## Aim of the task
Report how many lines in the following entries contain "kcal". Nothing else should be given.
::: Data section :::
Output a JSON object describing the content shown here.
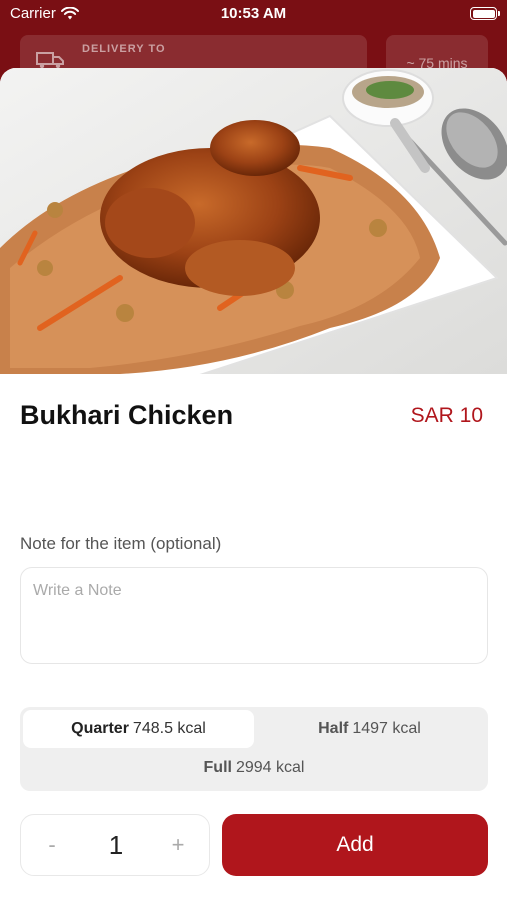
{
  "status_bar": {
    "carrier": "Carrier",
    "time": "10:53 AM"
  },
  "header": {
    "delivery_label": "DELIVERY TO",
    "eta": "~ 75 mins"
  },
  "item": {
    "name": "Bukhari Chicken",
    "price": "SAR 10"
  },
  "note": {
    "label": "Note for the item (optional)",
    "placeholder": "Write a Note",
    "value": ""
  },
  "portions": [
    {
      "name": "Quarter",
      "kcal": "748.5 kcal",
      "selected": true
    },
    {
      "name": "Half",
      "kcal": "1497 kcal",
      "selected": false
    },
    {
      "name": "Full",
      "kcal": "2994 kcal",
      "selected": false
    }
  ],
  "quantity": {
    "minus": "-",
    "value": "1",
    "plus": "+"
  },
  "add_label": "Add",
  "colors": {
    "brand": "#b0161c",
    "header_bg": "#7a0f14"
  },
  "icons": [
    "wifi-icon",
    "battery-icon",
    "truck-icon",
    "chevron-down-icon"
  ]
}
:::
## Answer space
3